◆ Task
From the first line to the last, give the records again exactly and skip the pictures.

START Material shown

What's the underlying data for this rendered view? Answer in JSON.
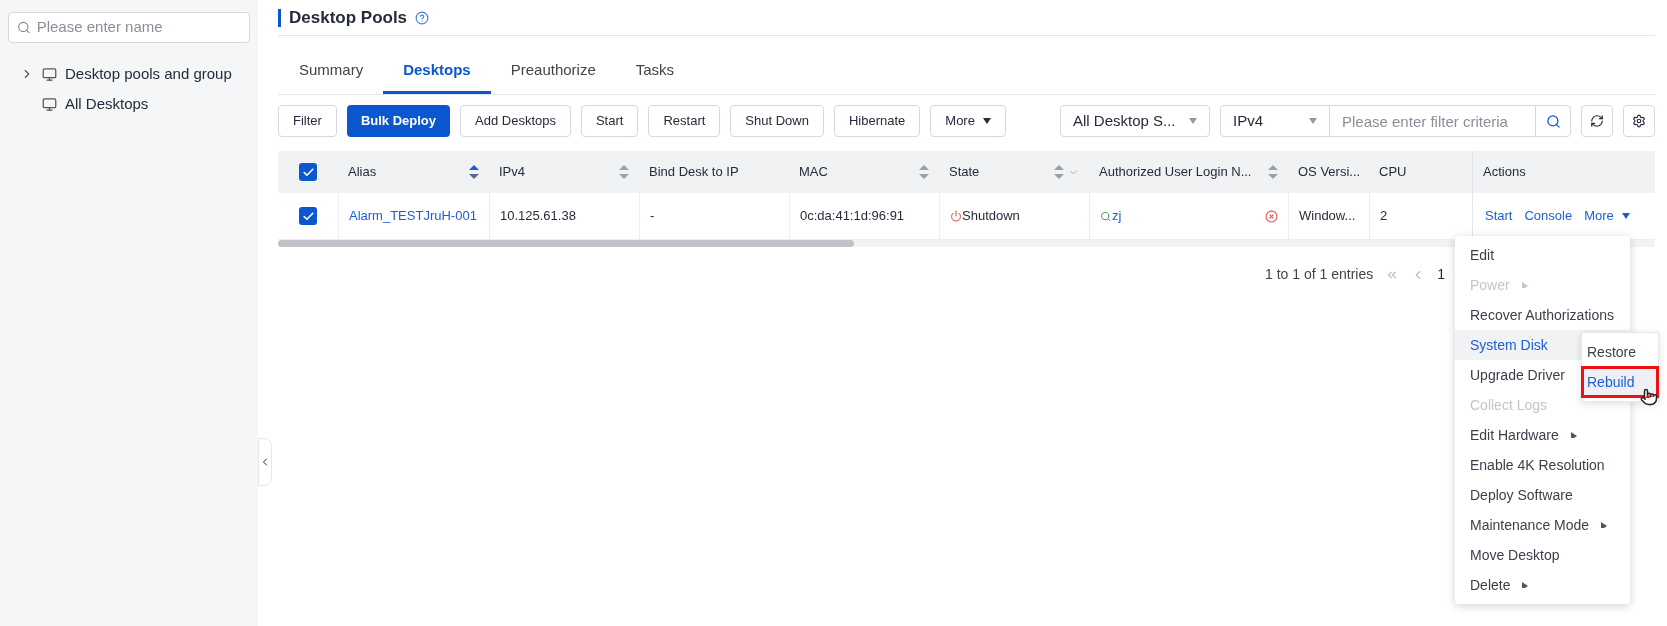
{
  "sidebar": {
    "search": {
      "placeholder": "Please enter name"
    },
    "tree": [
      {
        "kind": "group",
        "label": "Desktop pools and group",
        "expanded": false
      },
      {
        "kind": "leaf",
        "label": "All Desktops"
      }
    ]
  },
  "page": {
    "title": "Desktop Pools",
    "help_icon": true
  },
  "tabs": [
    {
      "label": "Summary",
      "selected": false
    },
    {
      "label": "Desktops",
      "selected": true
    },
    {
      "label": "Preauthorize",
      "selected": false
    },
    {
      "label": "Tasks",
      "selected": false
    }
  ],
  "toolbar": {
    "buttons": [
      {
        "label": "Filter",
        "primary": false,
        "dropdown": false
      },
      {
        "label": "Bulk Deploy",
        "primary": true,
        "dropdown": false
      },
      {
        "label": "Add Desktops",
        "primary": false,
        "dropdown": false
      },
      {
        "label": "Start",
        "primary": false,
        "dropdown": false
      },
      {
        "label": "Restart",
        "primary": false,
        "dropdown": false
      },
      {
        "label": "Shut Down",
        "primary": false,
        "dropdown": false
      },
      {
        "label": "Hibernate",
        "primary": false,
        "dropdown": false
      },
      {
        "label": "More",
        "primary": false,
        "dropdown": true
      }
    ],
    "state_select": "All Desktop S...",
    "field_select": "IPv4",
    "filter": {
      "placeholder": "Please enter filter criteria"
    }
  },
  "table": {
    "all_checked": true,
    "columns": [
      {
        "label": "Alias",
        "sortable": true,
        "sorted": true,
        "filterable": false
      },
      {
        "label": "IPv4",
        "sortable": true,
        "sorted": false,
        "filterable": false
      },
      {
        "label": "Bind Desk to IP",
        "sortable": false,
        "filterable": false
      },
      {
        "label": "MAC",
        "sortable": true,
        "sorted": false,
        "filterable": false
      },
      {
        "label": "State",
        "sortable": true,
        "sorted": false,
        "filterable": true
      },
      {
        "label": "Authorized User Login N...",
        "sortable": true,
        "sorted": false,
        "filterable": false
      },
      {
        "label": "OS Versi...",
        "sortable": false,
        "filterable": false
      },
      {
        "label": "CPU",
        "sortable": false,
        "filterable": false
      },
      {
        "label": "Actions",
        "sortable": false,
        "filterable": false
      }
    ],
    "rows": [
      {
        "checked": true,
        "alias": "Alarm_TESTJruH-001",
        "ipv4": "10.125.61.38",
        "bind": "-",
        "mac": "0c:da:41:1d:96:91",
        "state": "Shutdown",
        "user": "zj",
        "os": "Window...",
        "cpu": "2",
        "actions": [
          "Start",
          "Console",
          "More"
        ]
      }
    ]
  },
  "pagination": {
    "summary": "1 to 1 of 1 entries",
    "page": "1"
  },
  "menu": {
    "items": [
      {
        "label": "Edit",
        "disabled": false,
        "submenu": false,
        "selected": false
      },
      {
        "label": "Power",
        "disabled": true,
        "submenu": true,
        "selected": false
      },
      {
        "label": "Recover Authorizations",
        "disabled": false,
        "submenu": false,
        "selected": false
      },
      {
        "label": "System Disk",
        "disabled": false,
        "submenu": false,
        "selected": true
      },
      {
        "label": "Upgrade Driver",
        "disabled": false,
        "submenu": false,
        "selected": false
      },
      {
        "label": "Collect Logs",
        "disabled": true,
        "submenu": false,
        "selected": false
      },
      {
        "label": "Edit Hardware",
        "disabled": false,
        "submenu": true,
        "selected": false
      },
      {
        "label": "Enable 4K Resolution",
        "disabled": false,
        "submenu": false,
        "selected": false
      },
      {
        "label": "Deploy Software",
        "disabled": false,
        "submenu": false,
        "selected": false
      },
      {
        "label": "Maintenance Mode",
        "disabled": false,
        "submenu": true,
        "selected": false
      },
      {
        "label": "Move Desktop",
        "disabled": false,
        "submenu": false,
        "selected": false
      },
      {
        "label": "Delete",
        "disabled": false,
        "submenu": true,
        "selected": false
      }
    ],
    "submenu": [
      {
        "label": "Restore",
        "selected": false,
        "highlighted": false
      },
      {
        "label": "Rebuild",
        "selected": true,
        "highlighted": true
      }
    ]
  }
}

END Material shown

◆ Response box
What's the underlying data for this rendered view? Answer in JSON.
{
  "sidebar": {
    "search": {
      "placeholder": "Please enter name"
    },
    "tree": [
      {
        "kind": "group",
        "label": "Desktop pools and group",
        "expanded": false
      },
      {
        "kind": "leaf",
        "label": "All Desktops"
      }
    ]
  },
  "page": {
    "title": "Desktop Pools",
    "help_icon": true
  },
  "tabs": [
    {
      "label": "Summary",
      "selected": false
    },
    {
      "label": "Desktops",
      "selected": true
    },
    {
      "label": "Preauthorize",
      "selected": false
    },
    {
      "label": "Tasks",
      "selected": false
    }
  ],
  "toolbar": {
    "buttons": [
      {
        "label": "Filter",
        "primary": false,
        "dropdown": false
      },
      {
        "label": "Bulk Deploy",
        "primary": true,
        "dropdown": false
      },
      {
        "label": "Add Desktops",
        "primary": false,
        "dropdown": false
      },
      {
        "label": "Start",
        "primary": false,
        "dropdown": false
      },
      {
        "label": "Restart",
        "primary": false,
        "dropdown": false
      },
      {
        "label": "Shut Down",
        "primary": false,
        "dropdown": false
      },
      {
        "label": "Hibernate",
        "primary": false,
        "dropdown": false
      },
      {
        "label": "More",
        "primary": false,
        "dropdown": true
      }
    ],
    "state_select": "All Desktop S...",
    "field_select": "IPv4",
    "filter": {
      "placeholder": "Please enter filter criteria"
    }
  },
  "table": {
    "all_checked": true,
    "columns": [
      {
        "label": "Alias",
        "sortable": true,
        "sorted": true,
        "filterable": false
      },
      {
        "label": "IPv4",
        "sortable": true,
        "sorted": false,
        "filterable": false
      },
      {
        "label": "Bind Desk to IP",
        "sortable": false,
        "filterable": false
      },
      {
        "label": "MAC",
        "sortable": true,
        "sorted": false,
        "filterable": false
      },
      {
        "label": "State",
        "sortable": true,
        "sorted": false,
        "filterable": true
      },
      {
        "label": "Authorized User Login N...",
        "sortable": true,
        "sorted": false,
        "filterable": false
      },
      {
        "label": "OS Versi...",
        "sortable": false,
        "filterable": false
      },
      {
        "label": "CPU",
        "sortable": false,
        "filterable": false
      },
      {
        "label": "Actions",
        "sortable": false,
        "filterable": false
      }
    ],
    "rows": [
      {
        "checked": true,
        "alias": "Alarm_TESTJruH-001",
        "ipv4": "10.125.61.38",
        "bind": "-",
        "mac": "0c:da:41:1d:96:91",
        "state": "Shutdown",
        "user": "zj",
        "os": "Window...",
        "cpu": "2",
        "actions": [
          "Start",
          "Console",
          "More"
        ]
      }
    ]
  },
  "pagination": {
    "summary": "1 to 1 of 1 entries",
    "page": "1"
  },
  "menu": {
    "items": [
      {
        "label": "Edit",
        "disabled": false,
        "submenu": false,
        "selected": false
      },
      {
        "label": "Power",
        "disabled": true,
        "submenu": true,
        "selected": false
      },
      {
        "label": "Recover Authorizations",
        "disabled": false,
        "submenu": false,
        "selected": false
      },
      {
        "label": "System Disk",
        "disabled": false,
        "submenu": false,
        "selected": true
      },
      {
        "label": "Upgrade Driver",
        "disabled": false,
        "submenu": false,
        "selected": false
      },
      {
        "label": "Collect Logs",
        "disabled": true,
        "submenu": false,
        "selected": false
      },
      {
        "label": "Edit Hardware",
        "disabled": false,
        "submenu": true,
        "selected": false
      },
      {
        "label": "Enable 4K Resolution",
        "disabled": false,
        "submenu": false,
        "selected": false
      },
      {
        "label": "Deploy Software",
        "disabled": false,
        "submenu": false,
        "selected": false
      },
      {
        "label": "Maintenance Mode",
        "disabled": false,
        "submenu": true,
        "selected": false
      },
      {
        "label": "Move Desktop",
        "disabled": false,
        "submenu": false,
        "selected": false
      },
      {
        "label": "Delete",
        "disabled": false,
        "submenu": true,
        "selected": false
      }
    ],
    "submenu": [
      {
        "label": "Restore",
        "selected": false,
        "highlighted": false
      },
      {
        "label": "Rebuild",
        "selected": true,
        "highlighted": true
      }
    ]
  }
}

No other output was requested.